[INSTRUCTIONS FOR THE TASK] Each record is to be printed again exactly, though not its pictures.

*** DATA

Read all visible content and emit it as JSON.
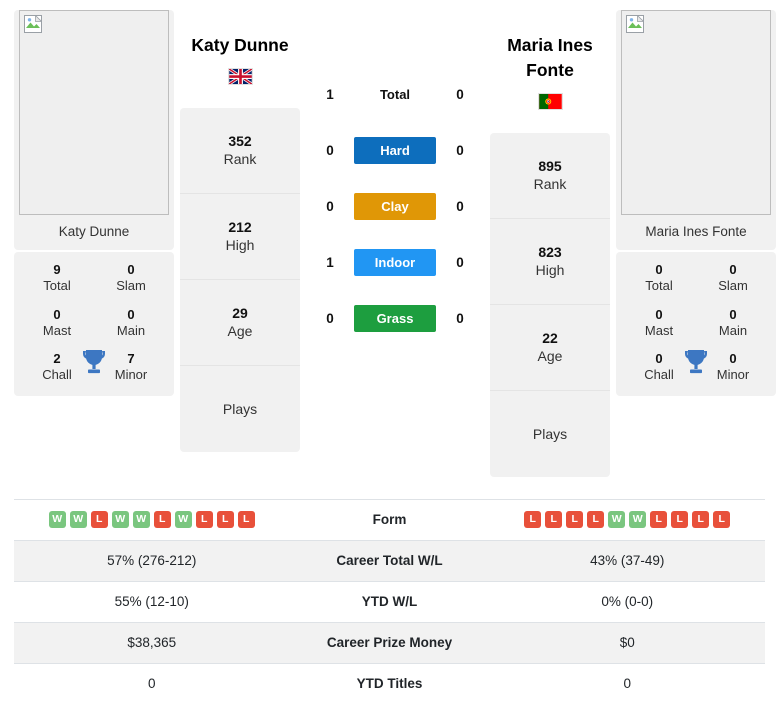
{
  "players": {
    "left": {
      "name": "Katy Dunne",
      "photo_caption": "Katy Dunne",
      "flag_name": "flag-gb",
      "flag_alt": "Great Britain",
      "rank": "352",
      "rank_label": "Rank",
      "high": "212",
      "high_label": "High",
      "age": "29",
      "age_label": "Age",
      "plays": "",
      "plays_label": "Plays",
      "trophies": [
        {
          "num": "9",
          "label": "Total"
        },
        {
          "num": "0",
          "label": "Slam"
        },
        {
          "num": "0",
          "label": "Mast"
        },
        {
          "num": "0",
          "label": "Main"
        },
        {
          "num": "2",
          "label": "Chall"
        },
        {
          "num": "7",
          "label": "Minor"
        }
      ],
      "form": [
        "W",
        "W",
        "L",
        "W",
        "W",
        "L",
        "W",
        "L",
        "L",
        "L"
      ],
      "career_wl": "57% (276-212)",
      "ytd_wl": "55% (12-10)",
      "career_prize_money": "$38,365",
      "ytd_titles": "0"
    },
    "right": {
      "name": "Maria Ines Fonte",
      "photo_caption": "Maria Ines Fonte",
      "flag_name": "flag-pt",
      "flag_alt": "Portugal",
      "rank": "895",
      "rank_label": "Rank",
      "high": "823",
      "high_label": "High",
      "age": "22",
      "age_label": "Age",
      "plays": "",
      "plays_label": "Plays",
      "trophies": [
        {
          "num": "0",
          "label": "Total"
        },
        {
          "num": "0",
          "label": "Slam"
        },
        {
          "num": "0",
          "label": "Mast"
        },
        {
          "num": "0",
          "label": "Main"
        },
        {
          "num": "0",
          "label": "Chall"
        },
        {
          "num": "0",
          "label": "Minor"
        }
      ],
      "form": [
        "L",
        "L",
        "L",
        "L",
        "W",
        "W",
        "L",
        "L",
        "L",
        "L"
      ],
      "career_wl": "43% (37-49)",
      "ytd_wl": "0% (0-0)",
      "career_prize_money": "$0",
      "ytd_titles": "0"
    }
  },
  "scoreboard": [
    {
      "label": "Total",
      "left": "1",
      "right": "0",
      "color": ""
    },
    {
      "label": "Hard",
      "left": "0",
      "right": "0",
      "color": "#0d6ebd"
    },
    {
      "label": "Clay",
      "left": "0",
      "right": "0",
      "color": "#e09706"
    },
    {
      "label": "Indoor",
      "left": "1",
      "right": "0",
      "color": "#2196f3"
    },
    {
      "label": "Grass",
      "left": "0",
      "right": "0",
      "color": "#1d9e3f"
    }
  ],
  "table": {
    "rows": [
      {
        "label": "Form",
        "type": "form"
      },
      {
        "label": "Career Total W/L",
        "type": "text",
        "key": "career_wl"
      },
      {
        "label": "YTD W/L",
        "type": "text",
        "key": "ytd_wl"
      },
      {
        "label": "Career Prize Money",
        "type": "text",
        "key": "career_prize_money"
      },
      {
        "label": "YTD Titles",
        "type": "text",
        "key": "ytd_titles"
      }
    ]
  },
  "colors": {
    "hard": "#0d6ebd",
    "clay": "#e09706",
    "indoor": "#2196f3",
    "grass": "#1d9e3f",
    "win": "#7ac67f",
    "loss": "#e8503a",
    "card_bg": "#f1f1f1",
    "stripe": "#f2f2f2"
  },
  "icons": {
    "trophy": "trophy-icon",
    "broken_image": "broken-image-icon"
  }
}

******

[ANSWER]
Read all visible content and emit it as JSON.
{
  "players": {
    "left": {
      "name": "Katy Dunne",
      "photo_caption": "Katy Dunne",
      "flag_name": "flag-gb",
      "flag_alt": "Great Britain",
      "rank": "352",
      "rank_label": "Rank",
      "high": "212",
      "high_label": "High",
      "age": "29",
      "age_label": "Age",
      "plays": "",
      "plays_label": "Plays",
      "trophies": [
        {
          "num": "9",
          "label": "Total"
        },
        {
          "num": "0",
          "label": "Slam"
        },
        {
          "num": "0",
          "label": "Mast"
        },
        {
          "num": "0",
          "label": "Main"
        },
        {
          "num": "2",
          "label": "Chall"
        },
        {
          "num": "7",
          "label": "Minor"
        }
      ],
      "form": [
        "W",
        "W",
        "L",
        "W",
        "W",
        "L",
        "W",
        "L",
        "L",
        "L"
      ],
      "career_wl": "57% (276-212)",
      "ytd_wl": "55% (12-10)",
      "career_prize_money": "$38,365",
      "ytd_titles": "0"
    },
    "right": {
      "name": "Maria Ines Fonte",
      "photo_caption": "Maria Ines Fonte",
      "flag_name": "flag-pt",
      "flag_alt": "Portugal",
      "rank": "895",
      "rank_label": "Rank",
      "high": "823",
      "high_label": "High",
      "age": "22",
      "age_label": "Age",
      "plays": "",
      "plays_label": "Plays",
      "trophies": [
        {
          "num": "0",
          "label": "Total"
        },
        {
          "num": "0",
          "label": "Slam"
        },
        {
          "num": "0",
          "label": "Mast"
        },
        {
          "num": "0",
          "label": "Main"
        },
        {
          "num": "0",
          "label": "Chall"
        },
        {
          "num": "0",
          "label": "Minor"
        }
      ],
      "form": [
        "L",
        "L",
        "L",
        "L",
        "W",
        "W",
        "L",
        "L",
        "L",
        "L"
      ],
      "career_wl": "43% (37-49)",
      "ytd_wl": "0% (0-0)",
      "career_prize_money": "$0",
      "ytd_titles": "0"
    }
  },
  "scoreboard": [
    {
      "label": "Total",
      "left": "1",
      "right": "0",
      "color": ""
    },
    {
      "label": "Hard",
      "left": "0",
      "right": "0",
      "color": "#0d6ebd"
    },
    {
      "label": "Clay",
      "left": "0",
      "right": "0",
      "color": "#e09706"
    },
    {
      "label": "Indoor",
      "left": "1",
      "right": "0",
      "color": "#2196f3"
    },
    {
      "label": "Grass",
      "left": "0",
      "right": "0",
      "color": "#1d9e3f"
    }
  ],
  "table": {
    "rows": [
      {
        "label": "Form",
        "type": "form"
      },
      {
        "label": "Career Total W/L",
        "type": "text",
        "key": "career_wl"
      },
      {
        "label": "YTD W/L",
        "type": "text",
        "key": "ytd_wl"
      },
      {
        "label": "Career Prize Money",
        "type": "text",
        "key": "career_prize_money"
      },
      {
        "label": "YTD Titles",
        "type": "text",
        "key": "ytd_titles"
      }
    ]
  },
  "colors": {
    "hard": "#0d6ebd",
    "clay": "#e09706",
    "indoor": "#2196f3",
    "grass": "#1d9e3f",
    "win": "#7ac67f",
    "loss": "#e8503a",
    "card_bg": "#f1f1f1",
    "stripe": "#f2f2f2"
  },
  "icons": {
    "trophy": "trophy-icon",
    "broken_image": "broken-image-icon"
  }
}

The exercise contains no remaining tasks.